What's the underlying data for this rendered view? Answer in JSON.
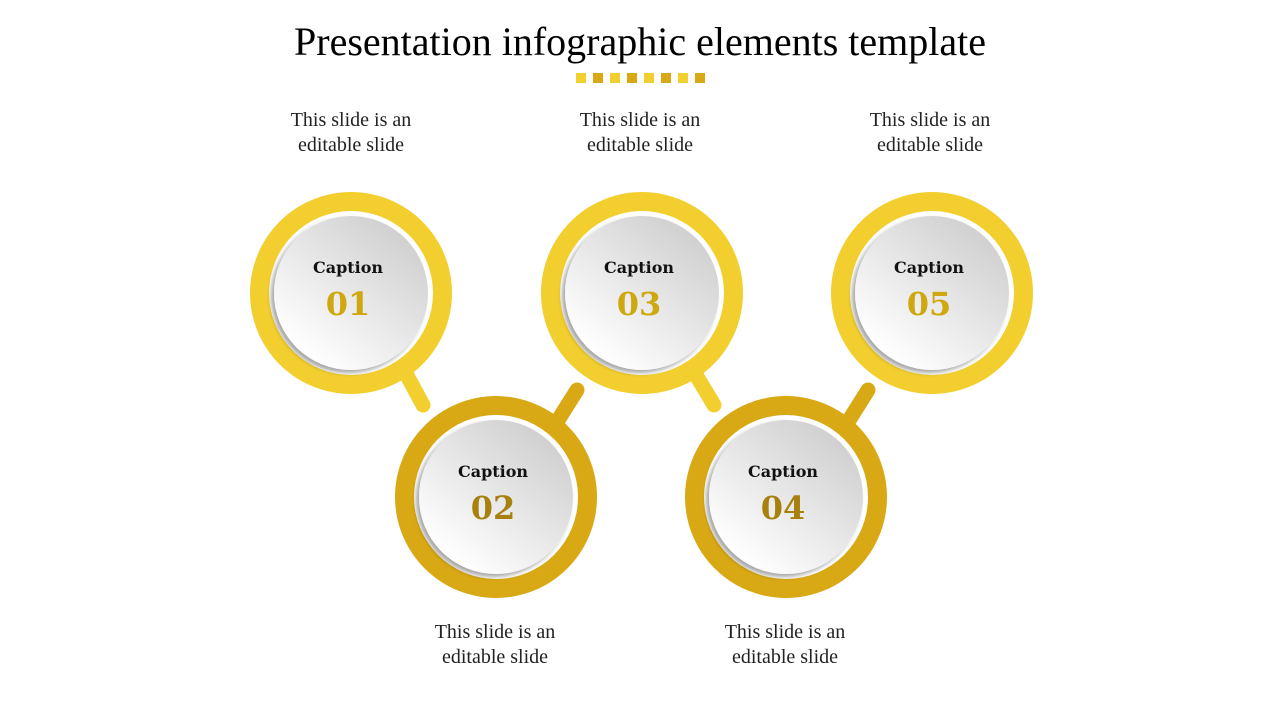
{
  "title": "Presentation infographic elements template",
  "colors": {
    "light_yellow": "#F2CF2F",
    "dark_yellow": "#D9A815",
    "number_light": "#CFA70F",
    "number_dark": "#A7800E"
  },
  "divider_dots": [
    "light",
    "dark",
    "light",
    "dark",
    "light",
    "dark",
    "light",
    "dark"
  ],
  "items": [
    {
      "caption": "Caption",
      "number": "01",
      "text_line1": "This slide is an",
      "text_line2": "editable slide",
      "tone": "light"
    },
    {
      "caption": "Caption",
      "number": "02",
      "text_line1": "This slide is an",
      "text_line2": "editable slide",
      "tone": "dark"
    },
    {
      "caption": "Caption",
      "number": "03",
      "text_line1": "This slide is an",
      "text_line2": "editable slide",
      "tone": "light"
    },
    {
      "caption": "Caption",
      "number": "04",
      "text_line1": "This slide is an",
      "text_line2": "editable slide",
      "tone": "dark"
    },
    {
      "caption": "Caption",
      "number": "05",
      "text_line1": "This slide is an",
      "text_line2": "editable slide",
      "tone": "light"
    }
  ]
}
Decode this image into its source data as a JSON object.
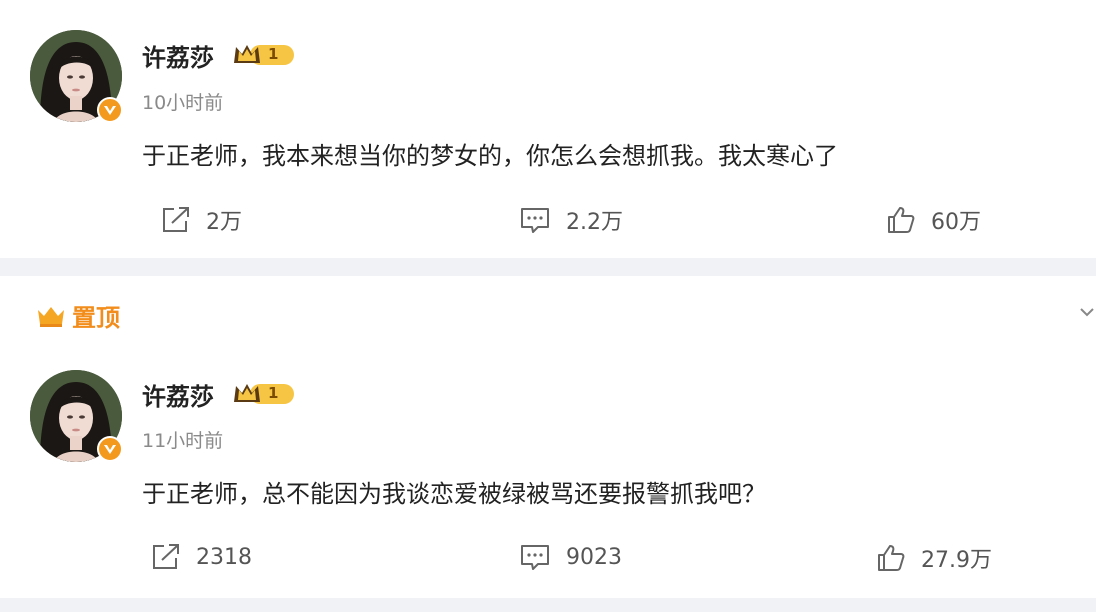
{
  "pinned_label": "置顶",
  "posts": [
    {
      "author": "许荔莎",
      "level": "1",
      "time": "10小时前",
      "text": "于正老师，我本来想当你的梦女的，你怎么会想抓我。我太寒心了",
      "repost_count": "2万",
      "comment_count": "2.2万",
      "like_count": "60万"
    },
    {
      "author": "许荔莎",
      "level": "1",
      "time": "11小时前",
      "text": "于正老师，总不能因为我谈恋爱被绿被骂还要报警抓我吧？",
      "repost_count": "2318",
      "comment_count": "9023",
      "like_count": "27.9万"
    }
  ],
  "colors": {
    "accent": "#f28d1c",
    "background": "#f1f2f5",
    "badge_gold": "#f6c544"
  },
  "icons": [
    "repost-icon",
    "comment-icon",
    "like-icon",
    "verified-icon",
    "crown-level-icon",
    "pin-crown-icon",
    "chevron-down-icon"
  ]
}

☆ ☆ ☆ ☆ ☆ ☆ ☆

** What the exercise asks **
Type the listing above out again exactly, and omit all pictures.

** Response to the task **
What's the underlying data for this rendered view? Answer in JSON.
{
  "title": "Presentation infographic elements template",
  "colors": {
    "light_yellow": "#F2CF2F",
    "dark_yellow": "#D9A815",
    "number_light": "#CFA70F",
    "number_dark": "#A7800E"
  },
  "divider_dots": [
    "light",
    "dark",
    "light",
    "dark",
    "light",
    "dark",
    "light",
    "dark"
  ],
  "items": [
    {
      "caption": "Caption",
      "number": "01",
      "text_line1": "This slide is an",
      "text_line2": "editable slide",
      "tone": "light"
    },
    {
      "caption": "Caption",
      "number": "02",
      "text_line1": "This slide is an",
      "text_line2": "editable slide",
      "tone": "dark"
    },
    {
      "caption": "Caption",
      "number": "03",
      "text_line1": "This slide is an",
      "text_line2": "editable slide",
      "tone": "light"
    },
    {
      "caption": "Caption",
      "number": "04",
      "text_line1": "This slide is an",
      "text_line2": "editable slide",
      "tone": "dark"
    },
    {
      "caption": "Caption",
      "number": "05",
      "text_line1": "This slide is an",
      "text_line2": "editable slide",
      "tone": "light"
    }
  ]
}
Decode this image into its source data as a JSON object.
{
  "pinned_label": "置顶",
  "posts": [
    {
      "author": "许荔莎",
      "level": "1",
      "time": "10小时前",
      "text": "于正老师，我本来想当你的梦女的，你怎么会想抓我。我太寒心了",
      "repost_count": "2万",
      "comment_count": "2.2万",
      "like_count": "60万"
    },
    {
      "author": "许荔莎",
      "level": "1",
      "time": "11小时前",
      "text": "于正老师，总不能因为我谈恋爱被绿被骂还要报警抓我吧？",
      "repost_count": "2318",
      "comment_count": "9023",
      "like_count": "27.9万"
    }
  ],
  "colors": {
    "accent": "#f28d1c",
    "background": "#f1f2f5",
    "badge_gold": "#f6c544"
  },
  "icons": [
    "repost-icon",
    "comment-icon",
    "like-icon",
    "verified-icon",
    "crown-level-icon",
    "pin-crown-icon",
    "chevron-down-icon"
  ]
}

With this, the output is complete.